▶ **What to work on**: Report each line below that carries the word "name".

[Web page and app entries]
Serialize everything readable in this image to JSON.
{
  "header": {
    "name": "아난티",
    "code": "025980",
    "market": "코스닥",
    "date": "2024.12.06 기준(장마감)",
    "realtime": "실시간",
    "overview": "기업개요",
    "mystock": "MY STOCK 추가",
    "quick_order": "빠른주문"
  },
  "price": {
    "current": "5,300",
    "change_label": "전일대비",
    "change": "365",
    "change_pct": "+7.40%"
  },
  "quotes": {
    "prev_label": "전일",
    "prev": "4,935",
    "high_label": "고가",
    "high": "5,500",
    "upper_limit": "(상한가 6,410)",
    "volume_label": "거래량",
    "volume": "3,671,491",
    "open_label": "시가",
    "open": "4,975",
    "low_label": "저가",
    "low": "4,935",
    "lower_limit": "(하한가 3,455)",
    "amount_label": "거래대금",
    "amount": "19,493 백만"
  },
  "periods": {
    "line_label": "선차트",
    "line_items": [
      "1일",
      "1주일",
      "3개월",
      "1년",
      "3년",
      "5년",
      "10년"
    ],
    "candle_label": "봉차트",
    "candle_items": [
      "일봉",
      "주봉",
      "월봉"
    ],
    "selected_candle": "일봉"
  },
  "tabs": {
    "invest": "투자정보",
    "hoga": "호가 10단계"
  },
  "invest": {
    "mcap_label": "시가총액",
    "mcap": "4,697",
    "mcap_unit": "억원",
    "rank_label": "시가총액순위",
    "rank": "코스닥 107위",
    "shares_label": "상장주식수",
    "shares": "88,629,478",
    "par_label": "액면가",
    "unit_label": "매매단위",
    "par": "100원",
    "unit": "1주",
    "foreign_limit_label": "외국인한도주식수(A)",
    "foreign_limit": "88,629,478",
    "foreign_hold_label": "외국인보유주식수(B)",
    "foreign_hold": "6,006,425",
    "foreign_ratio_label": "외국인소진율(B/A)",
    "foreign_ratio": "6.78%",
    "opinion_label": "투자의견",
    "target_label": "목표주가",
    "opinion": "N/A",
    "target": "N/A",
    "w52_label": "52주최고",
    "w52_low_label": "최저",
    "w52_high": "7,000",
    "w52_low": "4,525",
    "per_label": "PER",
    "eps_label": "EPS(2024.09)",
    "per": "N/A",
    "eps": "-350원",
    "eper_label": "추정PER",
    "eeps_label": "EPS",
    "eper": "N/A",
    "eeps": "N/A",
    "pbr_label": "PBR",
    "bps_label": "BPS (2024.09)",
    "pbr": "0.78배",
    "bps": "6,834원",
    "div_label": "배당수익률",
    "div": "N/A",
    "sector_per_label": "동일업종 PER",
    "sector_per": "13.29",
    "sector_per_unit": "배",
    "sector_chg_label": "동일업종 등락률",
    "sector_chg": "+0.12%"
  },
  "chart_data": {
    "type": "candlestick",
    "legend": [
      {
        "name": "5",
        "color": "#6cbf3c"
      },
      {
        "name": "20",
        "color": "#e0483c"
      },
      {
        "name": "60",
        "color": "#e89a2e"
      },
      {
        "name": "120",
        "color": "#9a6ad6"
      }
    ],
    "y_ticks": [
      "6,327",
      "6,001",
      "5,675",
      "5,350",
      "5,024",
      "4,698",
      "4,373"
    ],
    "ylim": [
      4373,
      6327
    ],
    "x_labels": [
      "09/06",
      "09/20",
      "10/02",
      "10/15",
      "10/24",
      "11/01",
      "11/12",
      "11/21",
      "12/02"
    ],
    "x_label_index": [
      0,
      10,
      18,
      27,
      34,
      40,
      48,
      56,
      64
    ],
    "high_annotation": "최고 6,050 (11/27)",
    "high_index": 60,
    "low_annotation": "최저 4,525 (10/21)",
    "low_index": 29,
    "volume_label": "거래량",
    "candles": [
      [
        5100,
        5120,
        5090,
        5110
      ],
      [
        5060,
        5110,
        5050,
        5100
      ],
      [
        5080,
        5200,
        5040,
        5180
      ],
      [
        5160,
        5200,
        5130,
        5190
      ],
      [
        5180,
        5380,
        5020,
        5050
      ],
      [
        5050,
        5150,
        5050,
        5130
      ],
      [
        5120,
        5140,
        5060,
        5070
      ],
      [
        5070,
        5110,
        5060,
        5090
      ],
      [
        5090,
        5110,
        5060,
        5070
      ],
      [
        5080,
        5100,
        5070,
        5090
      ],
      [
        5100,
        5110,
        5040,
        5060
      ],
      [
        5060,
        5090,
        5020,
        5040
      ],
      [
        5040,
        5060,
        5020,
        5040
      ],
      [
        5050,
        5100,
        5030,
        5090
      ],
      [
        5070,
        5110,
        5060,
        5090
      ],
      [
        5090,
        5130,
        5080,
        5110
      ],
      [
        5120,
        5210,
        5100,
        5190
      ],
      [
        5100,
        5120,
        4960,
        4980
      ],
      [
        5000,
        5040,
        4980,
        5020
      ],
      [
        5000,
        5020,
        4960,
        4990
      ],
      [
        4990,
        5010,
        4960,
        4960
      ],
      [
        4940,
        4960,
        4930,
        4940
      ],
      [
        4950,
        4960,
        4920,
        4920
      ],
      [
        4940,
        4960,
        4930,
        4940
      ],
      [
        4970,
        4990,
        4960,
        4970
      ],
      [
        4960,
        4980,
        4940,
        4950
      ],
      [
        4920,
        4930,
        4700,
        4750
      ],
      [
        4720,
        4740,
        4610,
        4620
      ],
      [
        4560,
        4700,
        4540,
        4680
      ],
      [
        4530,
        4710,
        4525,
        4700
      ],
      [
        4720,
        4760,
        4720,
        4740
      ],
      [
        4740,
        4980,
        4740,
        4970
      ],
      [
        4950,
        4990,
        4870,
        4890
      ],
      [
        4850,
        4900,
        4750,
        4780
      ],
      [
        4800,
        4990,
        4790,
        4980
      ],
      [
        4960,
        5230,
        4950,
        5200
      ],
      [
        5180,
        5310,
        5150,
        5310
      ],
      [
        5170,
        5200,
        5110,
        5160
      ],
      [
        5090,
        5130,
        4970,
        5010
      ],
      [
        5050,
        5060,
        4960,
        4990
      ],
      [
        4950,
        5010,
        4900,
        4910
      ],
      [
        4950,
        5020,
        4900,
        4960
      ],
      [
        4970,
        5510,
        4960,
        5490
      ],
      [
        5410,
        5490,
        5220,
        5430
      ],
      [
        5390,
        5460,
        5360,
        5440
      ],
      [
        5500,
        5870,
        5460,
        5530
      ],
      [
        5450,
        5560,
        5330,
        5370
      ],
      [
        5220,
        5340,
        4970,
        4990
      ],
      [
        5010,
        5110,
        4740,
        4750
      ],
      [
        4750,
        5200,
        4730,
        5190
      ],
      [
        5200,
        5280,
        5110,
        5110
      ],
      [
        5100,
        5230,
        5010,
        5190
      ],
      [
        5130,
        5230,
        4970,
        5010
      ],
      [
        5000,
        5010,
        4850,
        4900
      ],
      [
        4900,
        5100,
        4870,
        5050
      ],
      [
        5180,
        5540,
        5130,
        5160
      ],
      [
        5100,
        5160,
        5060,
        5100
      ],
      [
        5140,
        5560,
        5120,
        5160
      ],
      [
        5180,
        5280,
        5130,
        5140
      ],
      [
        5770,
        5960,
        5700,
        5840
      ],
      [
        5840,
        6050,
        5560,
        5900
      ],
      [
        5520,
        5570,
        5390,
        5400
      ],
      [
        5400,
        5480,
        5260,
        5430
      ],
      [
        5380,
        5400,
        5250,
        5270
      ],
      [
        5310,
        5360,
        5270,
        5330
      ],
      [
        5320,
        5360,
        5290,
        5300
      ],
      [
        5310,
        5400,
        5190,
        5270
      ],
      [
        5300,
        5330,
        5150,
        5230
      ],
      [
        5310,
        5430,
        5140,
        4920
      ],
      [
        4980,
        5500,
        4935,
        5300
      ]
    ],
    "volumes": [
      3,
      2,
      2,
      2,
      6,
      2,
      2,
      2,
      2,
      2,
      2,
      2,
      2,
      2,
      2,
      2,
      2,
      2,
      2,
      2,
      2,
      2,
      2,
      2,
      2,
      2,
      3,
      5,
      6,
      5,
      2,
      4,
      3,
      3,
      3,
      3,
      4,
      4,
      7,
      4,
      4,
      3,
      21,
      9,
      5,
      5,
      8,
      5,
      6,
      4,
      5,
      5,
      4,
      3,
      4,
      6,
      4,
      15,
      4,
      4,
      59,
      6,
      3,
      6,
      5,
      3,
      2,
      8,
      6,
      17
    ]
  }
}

▶ **Reply**:
    "name": "아난티",
        "name": "5",
        "name": "20",
        "name": "60",
        "name": "120",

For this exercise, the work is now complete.